My 11-year-old daughter was a little (okay, a lot) skeptical when I excitedly told her I was taking them to tour a shoe factory. There was some side-eye. My eight-year-old son, always game for anything, simply said “Cool. Maybe they’ll let me be a worker.”
We made the trek from the suburbs to the SAS Factory Store tour on a sunny Tuesday in October during Fall Break. The store was pretty quiet when we got there, and my kids loved checking out the toys and books as we waited for the tour. I tried on a few pairs of shoes and again acknowledged that I have securely entered the “sensible shoe” portion of my life.
The store is large, quirky, and quaint, and I found myself explaining the old-fashioned ads and slogans. There is a large antique Ex-Lax ad in the queuing area for the tour, and it’s always a good time to explain laxatives to your children in front of complete strangers. It’s especially delightful trying to get your eight-year-old to quit laughing at the word “constipated.”

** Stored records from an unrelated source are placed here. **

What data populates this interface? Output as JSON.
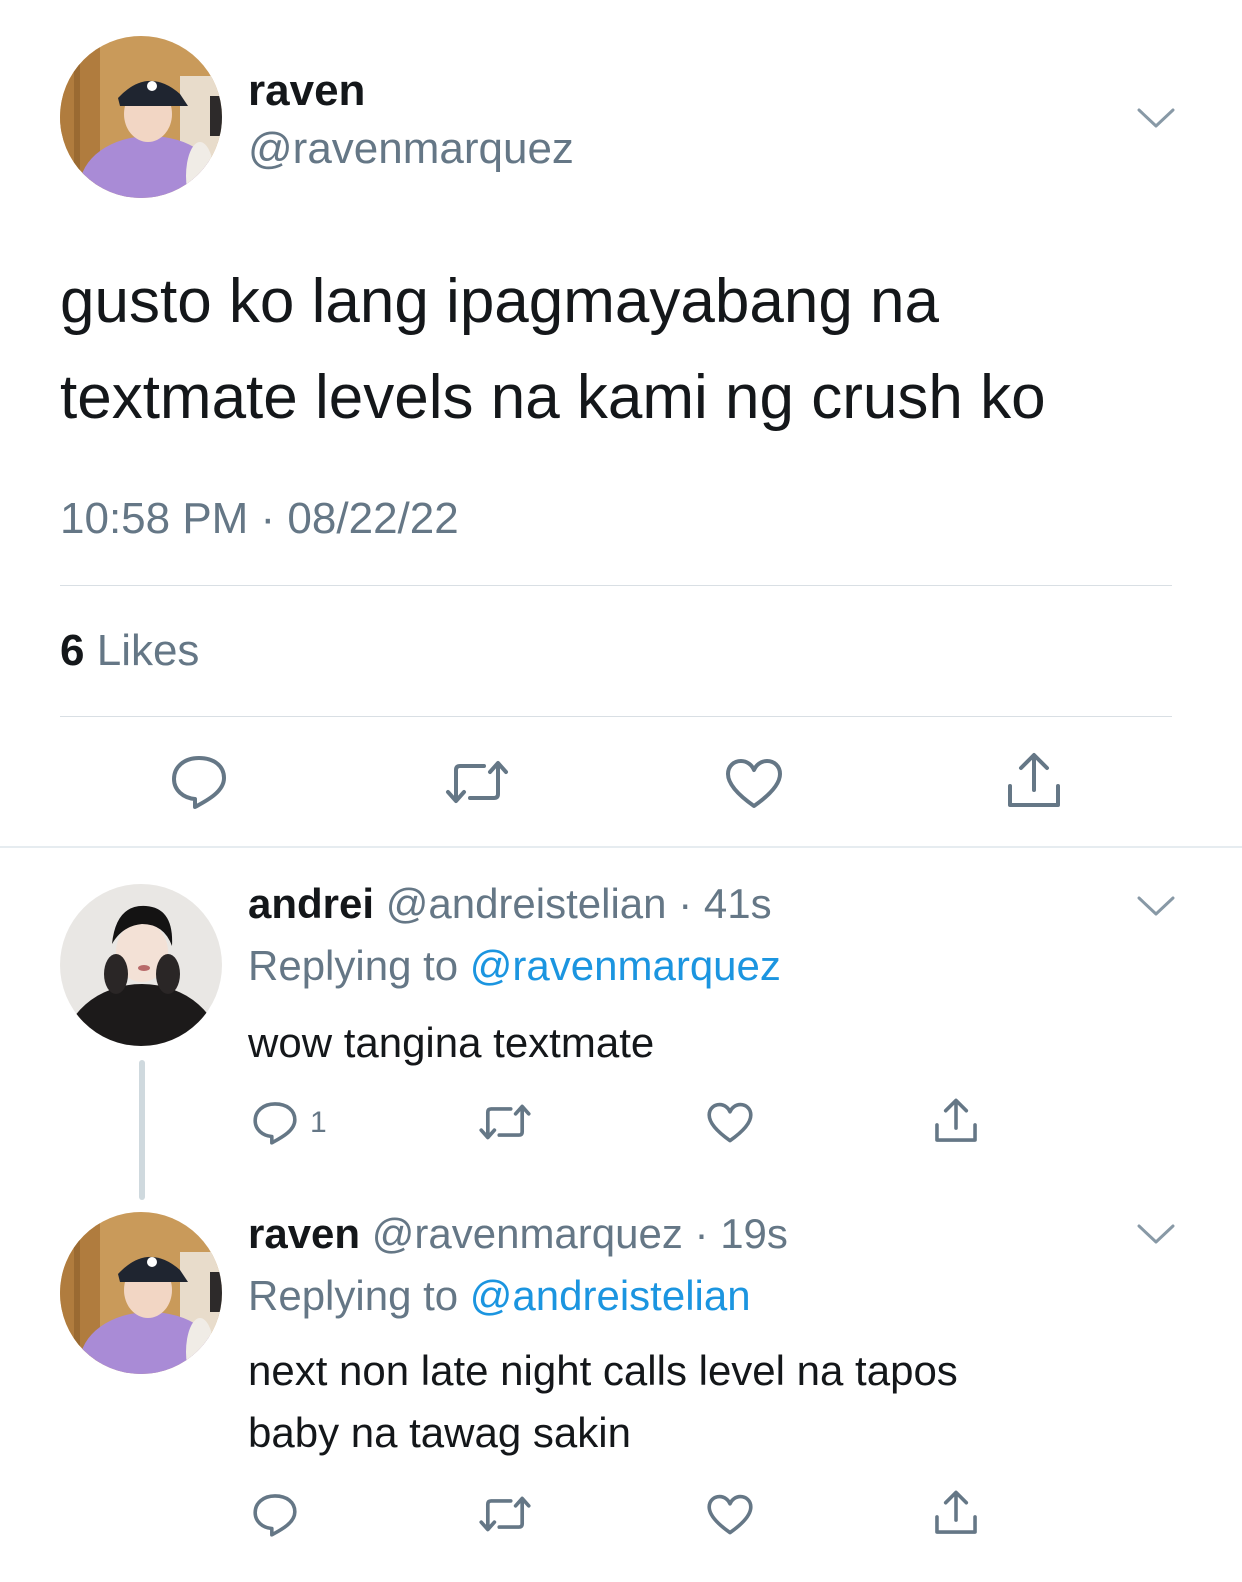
{
  "colors": {
    "text": "#14171a",
    "secondary": "#657786",
    "link": "#1b95e0",
    "divider": "#d9dfe4"
  },
  "main_tweet": {
    "name": "raven",
    "handle": "@ravenmarquez",
    "text_line1": "gusto ko lang ipagmayabang na",
    "text_line2": "textmate levels na kami ng crush ko",
    "timestamp": "10:58 PM · 08/22/22",
    "likes_count": "6",
    "likes_label": "Likes",
    "icons": [
      "reply-icon",
      "retweet-icon",
      "like-icon",
      "share-icon",
      "chevron-down-icon"
    ]
  },
  "replies": [
    {
      "name": "andrei",
      "handle": "@andreistelian",
      "dot": "·",
      "time": "41s",
      "replying_label": "Replying to",
      "replying_mention": "@ravenmarquez",
      "text": "wow tangina textmate",
      "reply_count": "1"
    },
    {
      "name": "raven",
      "handle": "@ravenmarquez",
      "dot": "·",
      "time": "19s",
      "replying_label": "Replying to",
      "replying_mention": "@andreistelian",
      "text_line1": "next non late night calls level na tapos",
      "text_line2": "baby na tawag sakin"
    }
  ]
}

Our tour started, mercifully cutting short our ExLax discussion, and we boarded a small shuttle bus. No cameras are permitted on the tour, thus I have no tour pictures to share. There are two factories, and the tour guides (who also work in the Factory Store) are longtime SAS employees who great each worker by name throughout the tour. The tour was incredibly interesting and both my kids were thoroughly engaged. The whole thing took about an hour, and in that time you essentially watch a piece of leather be turned into a shoe. The tour takes you through several stations; at most stations, a SAS employee pauses their work to allow the tour group to see and touch their in-progress work.
My daughter, who is learning to sew, was impressed with the heavy duty sewing machines and the skilled hands of the employees who were hand stitching. My son loved the hydraulic press leather cutters and the shoe-sole-gluing station. In my corporate world life several years ago, I worked closely with manufacturing teams and sites, and I didn’t realize how much I missed the hustle and efficiency of a well-organized factory until we walked into the SAS building.

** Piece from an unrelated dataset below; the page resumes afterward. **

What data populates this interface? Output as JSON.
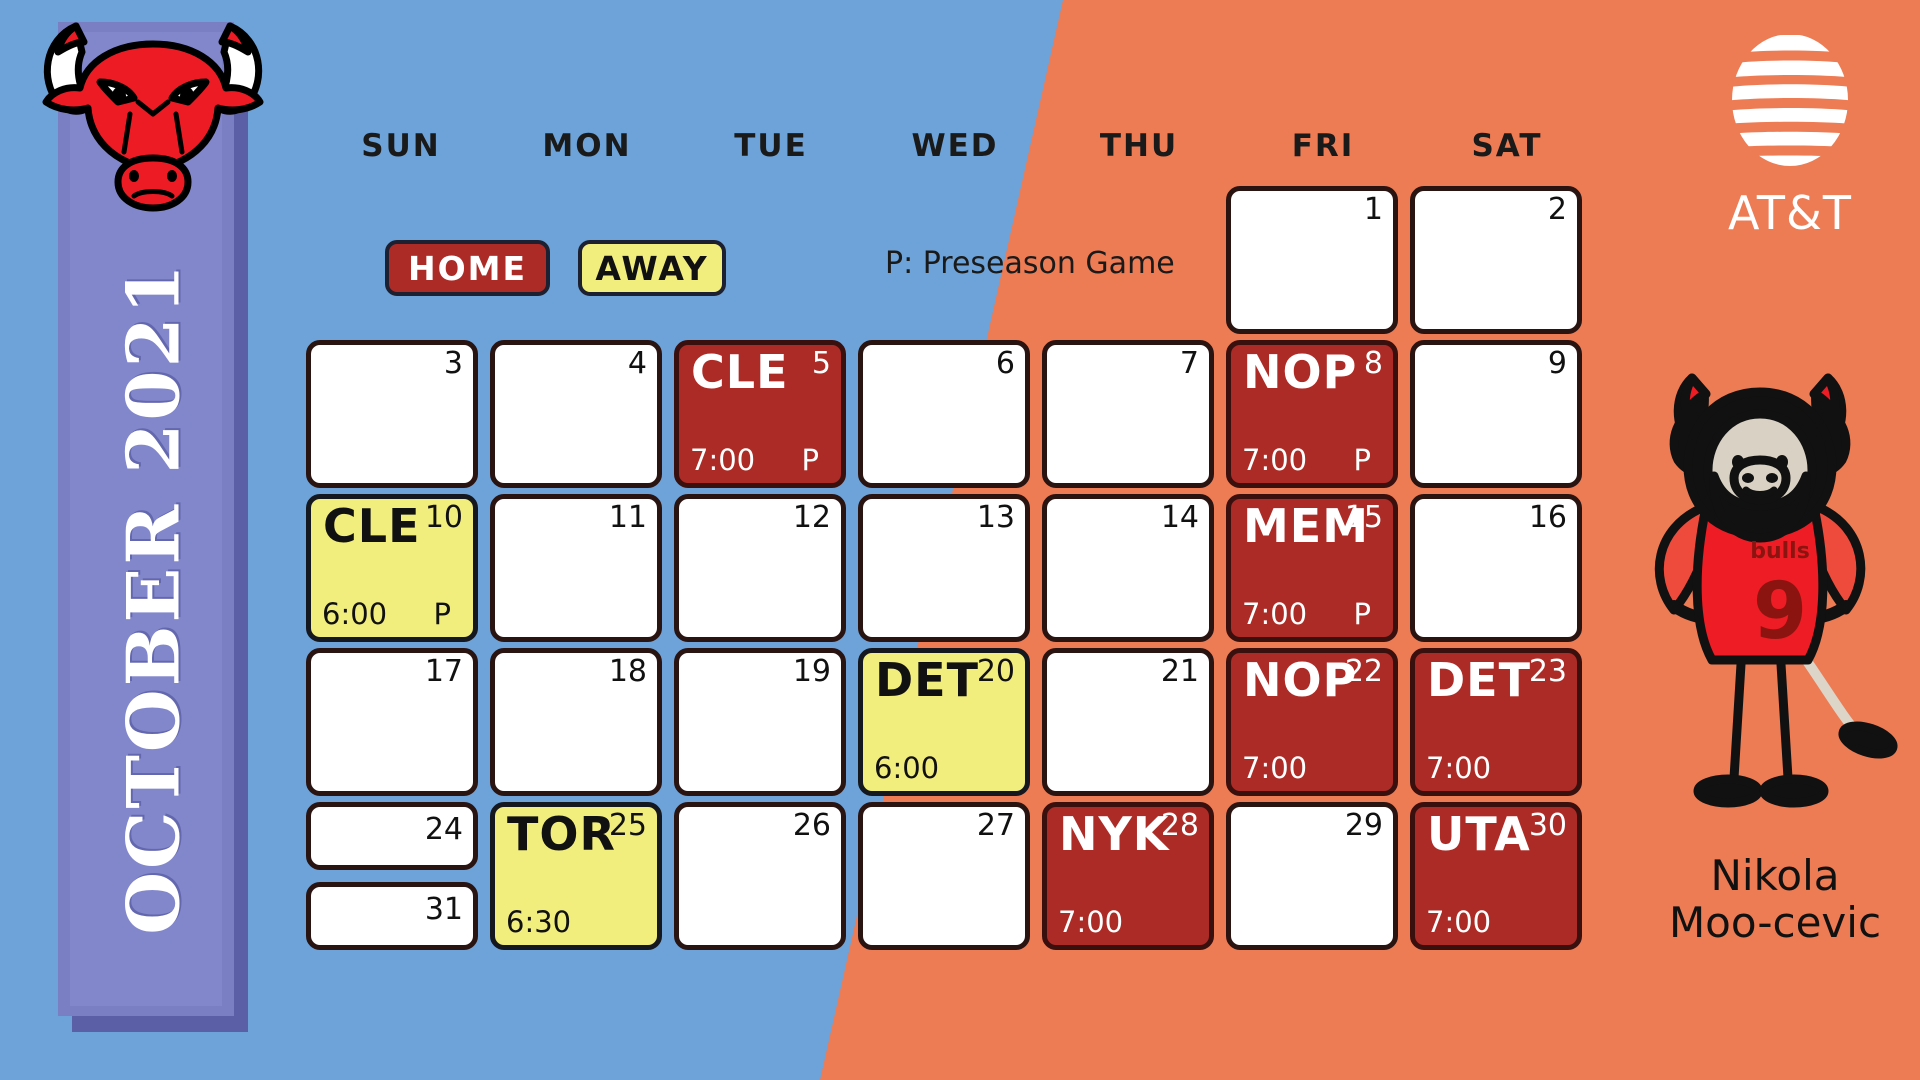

I’m proud to say that my “let’s tour a shoe factory” enthusiasm was merited. Both my kids want to go back and take the tour next time we have visitors in town. We finished up the tour with some cheap refreshments.
I can’t think of anywhere else in San Antonio where you can take a tour and get snacks and drinks for three for the whopping price of $0.35.
For more information, visit the SAS Factory Store website.
If you want to visit more classic San Antonio sites before or after your SAS tour, check out Ashley’s post, Five No-Fail Midtown and Downtown San Antonio Excursions with Kids.